She was born in the rain forest in the early 1950s and brought to the Frankfurt Zoo a short time later: the female Bonobo Margrit was "a personality with a mischievous personality". The oldest great ape in the world has now died at the age of 70. She leaves around 80 offspring.
What is currently probably the oldest bonobo in the world has died at the zoo in Frankfurt am Main. The female monkey Margrit died on Friday, as the zoo announced. Margrit was probably the oldest great ape in the population alive today and the currently oldest representative of her species. The elderly female was fine until the end. Caregivers only noticed slight changes two days before her death. She was less active and ate less than usual. She didn't show any signs of pain.
Margrit was probably born in the Congo rainforest in the early 1950s. Since November 1959 she lived in the Frankfurt Zoo. She had offspring seven times, three of her children still live in zoos in Germany and France. More than 80 offspring are attributed to Margrit. Great apes are kept in 19 zoos worldwide, 17 of which have descendants of Margrit. Some great-grandchildren of the fifth generation still live in Frankfurt.

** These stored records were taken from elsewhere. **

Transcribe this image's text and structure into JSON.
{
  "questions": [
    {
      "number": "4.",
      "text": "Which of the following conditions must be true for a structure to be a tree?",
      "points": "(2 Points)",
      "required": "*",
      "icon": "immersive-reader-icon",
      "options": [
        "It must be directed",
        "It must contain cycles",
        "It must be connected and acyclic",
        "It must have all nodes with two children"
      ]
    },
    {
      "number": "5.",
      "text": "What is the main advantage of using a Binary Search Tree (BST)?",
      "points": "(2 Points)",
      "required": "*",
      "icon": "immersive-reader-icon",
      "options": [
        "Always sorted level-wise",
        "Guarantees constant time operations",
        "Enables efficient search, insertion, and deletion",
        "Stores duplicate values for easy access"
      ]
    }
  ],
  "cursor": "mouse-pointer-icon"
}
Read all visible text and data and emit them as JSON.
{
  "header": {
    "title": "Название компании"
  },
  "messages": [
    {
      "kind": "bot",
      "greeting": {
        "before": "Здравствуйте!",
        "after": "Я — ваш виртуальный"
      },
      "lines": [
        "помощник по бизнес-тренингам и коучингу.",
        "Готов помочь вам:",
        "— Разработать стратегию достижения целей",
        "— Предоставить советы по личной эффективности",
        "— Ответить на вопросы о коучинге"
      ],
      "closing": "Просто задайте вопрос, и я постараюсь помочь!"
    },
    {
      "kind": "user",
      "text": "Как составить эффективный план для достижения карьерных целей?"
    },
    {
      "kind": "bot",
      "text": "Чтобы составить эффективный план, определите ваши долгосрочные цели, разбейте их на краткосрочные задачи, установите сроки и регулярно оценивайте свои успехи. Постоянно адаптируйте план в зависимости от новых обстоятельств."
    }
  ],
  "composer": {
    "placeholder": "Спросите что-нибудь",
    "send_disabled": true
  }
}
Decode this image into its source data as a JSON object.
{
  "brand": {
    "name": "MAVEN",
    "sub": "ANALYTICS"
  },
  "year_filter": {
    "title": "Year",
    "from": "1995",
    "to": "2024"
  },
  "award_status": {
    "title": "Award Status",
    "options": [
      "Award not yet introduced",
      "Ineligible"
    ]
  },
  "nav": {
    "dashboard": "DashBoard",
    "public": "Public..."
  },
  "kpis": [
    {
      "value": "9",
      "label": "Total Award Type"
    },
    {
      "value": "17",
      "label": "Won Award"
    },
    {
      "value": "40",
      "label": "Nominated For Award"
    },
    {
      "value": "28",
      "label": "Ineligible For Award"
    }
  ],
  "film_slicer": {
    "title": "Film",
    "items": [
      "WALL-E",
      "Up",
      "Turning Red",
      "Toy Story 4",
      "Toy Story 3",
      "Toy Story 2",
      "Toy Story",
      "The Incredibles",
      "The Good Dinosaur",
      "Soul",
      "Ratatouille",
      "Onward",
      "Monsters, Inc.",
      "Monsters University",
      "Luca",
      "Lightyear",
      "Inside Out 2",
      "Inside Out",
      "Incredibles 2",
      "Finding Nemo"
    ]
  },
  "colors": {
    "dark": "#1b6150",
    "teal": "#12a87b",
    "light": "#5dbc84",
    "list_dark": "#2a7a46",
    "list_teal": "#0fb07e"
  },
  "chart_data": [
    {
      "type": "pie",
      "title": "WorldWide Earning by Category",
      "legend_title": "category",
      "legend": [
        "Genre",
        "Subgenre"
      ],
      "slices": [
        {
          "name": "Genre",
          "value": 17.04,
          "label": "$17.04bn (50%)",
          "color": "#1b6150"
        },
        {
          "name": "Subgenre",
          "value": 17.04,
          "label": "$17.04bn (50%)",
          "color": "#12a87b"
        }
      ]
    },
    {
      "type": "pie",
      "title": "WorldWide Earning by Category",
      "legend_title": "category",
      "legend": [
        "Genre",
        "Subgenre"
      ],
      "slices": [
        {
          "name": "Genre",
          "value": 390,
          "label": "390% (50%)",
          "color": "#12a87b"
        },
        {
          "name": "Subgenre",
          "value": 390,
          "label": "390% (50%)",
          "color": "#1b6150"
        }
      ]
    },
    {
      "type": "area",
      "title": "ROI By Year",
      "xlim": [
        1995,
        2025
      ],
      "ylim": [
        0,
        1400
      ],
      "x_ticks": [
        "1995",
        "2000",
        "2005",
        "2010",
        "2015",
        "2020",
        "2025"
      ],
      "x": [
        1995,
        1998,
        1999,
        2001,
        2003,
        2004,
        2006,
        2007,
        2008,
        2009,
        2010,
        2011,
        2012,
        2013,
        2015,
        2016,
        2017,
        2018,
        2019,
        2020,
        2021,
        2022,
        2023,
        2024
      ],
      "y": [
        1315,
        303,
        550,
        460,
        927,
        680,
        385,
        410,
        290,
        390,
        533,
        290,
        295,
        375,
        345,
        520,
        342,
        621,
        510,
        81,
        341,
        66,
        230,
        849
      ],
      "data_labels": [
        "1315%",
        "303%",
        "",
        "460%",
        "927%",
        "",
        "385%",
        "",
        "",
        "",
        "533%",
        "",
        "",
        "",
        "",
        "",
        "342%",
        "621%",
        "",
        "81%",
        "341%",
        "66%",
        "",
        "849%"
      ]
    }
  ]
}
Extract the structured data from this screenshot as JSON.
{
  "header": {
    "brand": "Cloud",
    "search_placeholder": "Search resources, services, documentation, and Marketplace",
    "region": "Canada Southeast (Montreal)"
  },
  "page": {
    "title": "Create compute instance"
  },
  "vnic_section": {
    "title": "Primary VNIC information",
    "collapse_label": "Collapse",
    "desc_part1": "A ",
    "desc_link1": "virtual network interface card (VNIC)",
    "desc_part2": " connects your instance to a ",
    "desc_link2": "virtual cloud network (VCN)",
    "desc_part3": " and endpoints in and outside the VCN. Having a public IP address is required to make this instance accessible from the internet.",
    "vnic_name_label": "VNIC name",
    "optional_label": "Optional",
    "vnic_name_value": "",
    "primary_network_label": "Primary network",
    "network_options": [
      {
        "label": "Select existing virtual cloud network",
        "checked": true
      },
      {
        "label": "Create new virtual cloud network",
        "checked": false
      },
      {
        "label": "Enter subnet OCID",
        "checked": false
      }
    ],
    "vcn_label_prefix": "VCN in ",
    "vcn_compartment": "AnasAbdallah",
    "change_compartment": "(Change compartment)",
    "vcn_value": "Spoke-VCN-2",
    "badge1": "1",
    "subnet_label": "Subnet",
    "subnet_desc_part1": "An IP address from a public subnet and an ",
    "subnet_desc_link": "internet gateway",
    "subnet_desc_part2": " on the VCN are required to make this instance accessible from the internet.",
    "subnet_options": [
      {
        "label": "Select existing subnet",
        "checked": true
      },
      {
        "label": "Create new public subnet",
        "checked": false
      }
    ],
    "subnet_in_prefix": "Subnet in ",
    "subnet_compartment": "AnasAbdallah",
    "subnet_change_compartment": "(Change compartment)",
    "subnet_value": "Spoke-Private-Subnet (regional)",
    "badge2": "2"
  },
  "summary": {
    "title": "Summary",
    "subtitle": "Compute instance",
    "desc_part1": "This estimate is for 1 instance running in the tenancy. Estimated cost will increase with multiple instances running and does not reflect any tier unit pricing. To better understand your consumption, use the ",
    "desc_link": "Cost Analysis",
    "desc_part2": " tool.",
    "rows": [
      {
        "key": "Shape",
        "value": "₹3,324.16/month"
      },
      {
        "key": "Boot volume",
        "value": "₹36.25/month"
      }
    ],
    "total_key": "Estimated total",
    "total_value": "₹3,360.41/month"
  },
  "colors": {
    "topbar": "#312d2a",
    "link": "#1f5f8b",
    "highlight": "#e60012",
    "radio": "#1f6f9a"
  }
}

"Margrit was a personality, friendly, cooperative and with a mischievous spirit," said zoo director Christina Geiger. Her death leaves a void. She died within a few minutes under the watch of the nurses. According to the Frankfurt Zoo, animals that were born in the wild only rarely live in zoos today. The 1975 Washington Convention on International Trade in Endangered Species prohibited commercial trade in endangered species. The populations in the zoos are maintained with breeding programs. These can survive without importing wild-caught species and with sufficient genetic diversity.